Foreign and Colonial NewsThe Illustrated London News, vol. 40, no. 1131, p. 160.
By the arrival of the North American we have telegrams from New York to the 1st inst.
This expedition, consisting of 125 vessels of all classes, started from Hampton Roads, in Chesapeake Bay, on the 11th and 12th ult. Encountering heavy fogs and severe storms, they did not arrive at Hatteras until the 15th. The screw-steamer New York ran on the bar at the entrance to the harbour and soon became a total wreck. All hands were saved; but her cargo, consisting of 200,000 dols. worth of powder, rifles, and bombs, was totally lost. The gun-boat Zouave and the steamer Pocahontas were also wrecked near the lighthouse. Ninety valuable horses belonging to the Rhode Island Battery had to be thrown overboard. Several tow-boats, and schooners laden with provisions, were wrecked. No lives were lost except those of the colonel and surgeon of a New Jersey regiment and a mate, through the swamping of a life-boat. Up to the 26th ult. General Burnside had made no advance beyond Hatteras Bar. The precise object of the expedition still remains undisclosed to the public.
General Thomas's official report of the battle at Mill Spring has been published. The affair was as decisive as the first reports represented it to be. A war correspondent thus describes the manner in which the Confederate General Zollicoffer met his death:—
At the point of the V died General Z. He fell nearer our camp than any other man of his army. He was with Battle's regiment, his own home friends, born and brought up around him at Nashville. A short distance from him, to his right, a party of his men had been broken from their comrades and were herding together like frightened deer. Colonel Fry's men (loyal Kentuckians) were just about to fire on them. Colonel Fry himself was at the right of his regiment, at the point of greatest danger. General Zollicoffer was on foot, and within a few feet of the Colonel. A gunboat concealed his uniform. Seeing the condition of his men, as the Colonel rode up, General Z. said, "Colonel, you would not fire upon your friends, would you?" Colonel F. supposed from the General's manner and remark that he was one of our own officers, and at once replied, "Certainly not, Sir; I have no such intention." He turned and rode a few steps, when one of the General's aides fired at him, wounding his horse. Believing that he was tricked, Colonel Fry at once wheeled and fired at the General with his revolver. The latter raised his hand to his breast and fell dead.

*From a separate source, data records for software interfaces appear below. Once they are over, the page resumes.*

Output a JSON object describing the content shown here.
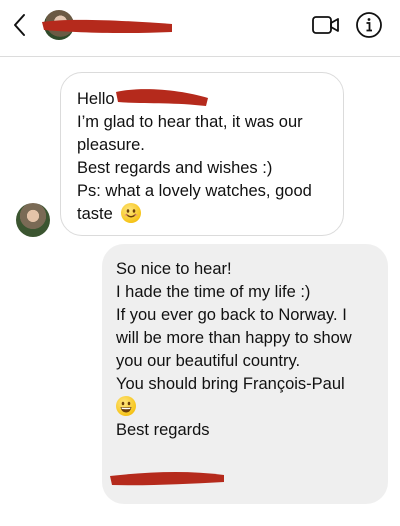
{
  "header": {
    "back_icon": "chevron-left-icon",
    "video_icon": "video-camera-icon",
    "info_icon": "info-icon"
  },
  "incoming_message": {
    "lines": [
      "Hello",
      "I’m glad to hear that, it was our",
      "pleasure.",
      "Best regards and wishes :)",
      "Ps: what a lovely watches, good",
      "taste"
    ],
    "emoji": "smiling-face-emoji"
  },
  "outgoing_message": {
    "lines": [
      "So nice to hear!",
      "I hade the time of my life :)",
      "If you ever go back to Norway. I",
      "will be more than happy to show",
      "you our beautiful country.",
      "You should bring François-Paul",
      "Best regards"
    ],
    "emoji": "grinning-face-emoji"
  },
  "colors": {
    "redaction": "#b52a1c",
    "outgoing_bubble": "#efefef",
    "incoming_border": "#dbdbdb"
  }
}
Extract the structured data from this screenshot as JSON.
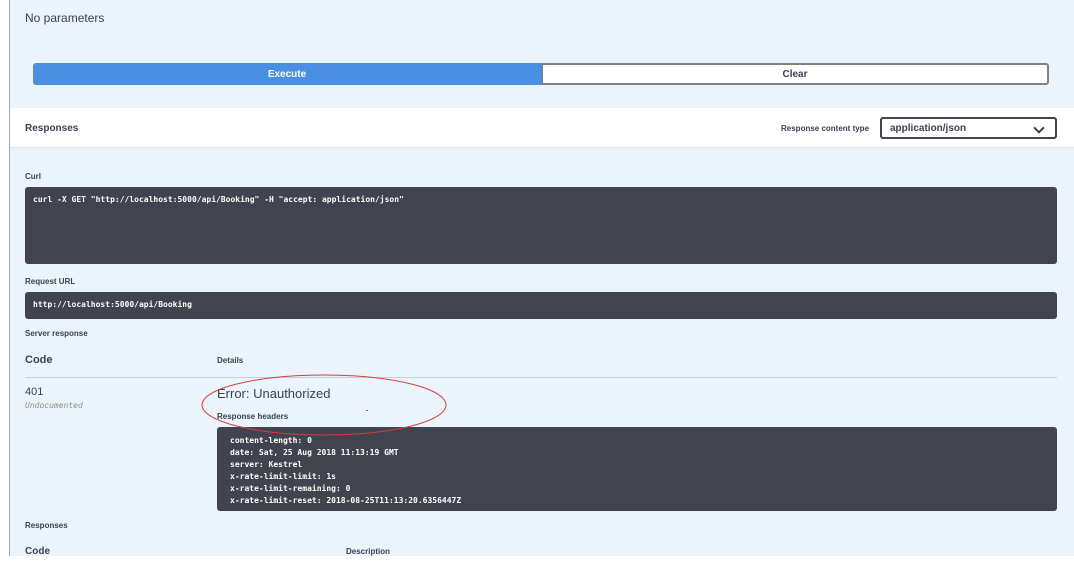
{
  "top": {
    "no_params": "No parameters"
  },
  "buttons": {
    "execute": "Execute",
    "clear": "Clear"
  },
  "responses_header": {
    "title": "Responses",
    "content_type_label": "Response content type",
    "content_type_value": "application/json"
  },
  "curl": {
    "label": "Curl",
    "command": "curl -X GET \"http://localhost:5000/api/Booking\" -H \"accept: application/json\""
  },
  "request_url": {
    "label": "Request URL",
    "value": "http://localhost:5000/api/Booking"
  },
  "server_response": {
    "label": "Server response",
    "col_code": "Code",
    "col_details": "Details",
    "code": "401",
    "code_note": "Undocumented",
    "error": "Error: Unauthorized",
    "headers_label": "Response headers",
    "headers": "content-length: 0\ndate: Sat, 25 Aug 2018 11:13:19 GMT\nserver: Kestrel\nx-rate-limit-limit: 1s\nx-rate-limit-remaining: 0\nx-rate-limit-reset: 2018-08-25T11:13:20.6356447Z"
  },
  "responses_footer": {
    "label": "Responses",
    "col_code": "Code",
    "col_description": "Description"
  },
  "colors": {
    "execute": "#4990e2",
    "code_bg": "#41444e",
    "annotation": "#d04040",
    "panel_bg": "#ebf3fb"
  }
}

The Federals have taken possession of Cedar Keys, a small group of islands on the west coast of Florida, and the western terminus of the railroad across the isthmus to Fernandina.
Six vessels have been sunk in Moffat's Channel, Charleston. Eight more will be sunk immediately. This channel was left open when the main channel was stopped up.
A Confederate ship of war, the Calhoun, while on her way from Havannah to Charleston, being chased by a Federal ship of war, was abandoned and burnt. Mr. Reynolds, the Federal agent at Port Royal, had returned to Washington. He reported that he had gathered about 1,000,000 dols. worth of cotton, and that 3000 negroes were regularly employed in gathering it.
Bishop Amos, of Ohio, of the Methodist Episcopal Church, and the Hon. Hamilton Fish, of New York, have been appointed Commissioners to the Confederate States for the purpose of relieving the necessities of Federal prisoners there.
The Congressional Committee appointed to report upon the gun-boat contracts made by the brother-in-law of the Secretary of the Navy had condemned the system. The House Committee on the district of Columbia have decided to report adversely to the proposition to abolish slavery in the district. The House has also refused to taken [sic] any steps towards the recognition of the Republic of Hayti.
General Goicuria had arrived at Washington on a mission from the Mexican Government.
The remains of the late Mr. Tyler lay in state in the capitol at Richmond, and were honoured with a public funeral. He was nearly seventy-two years of age at the time of his decease. There are now four living ex-Presidents of the United States—namely, Van Buren, Fillmore, Pierce, and Buchanan.
General Beauregard, with 15,000 men, has left Eastern Virginia for Kentucky, in order to make head against the Federals there, President Jefferson Davis will command at Manassas.
This Mormonite territory demands admission into the Union. Delegates assembled at Salt Lake City on Jan. 22 and drew up a State Constitution to be submitted to Congress.It is not probable that their petition will be granted, as in the eyes of the dominant party of the United States "polygamy and slavery are twin-relics of barbarism."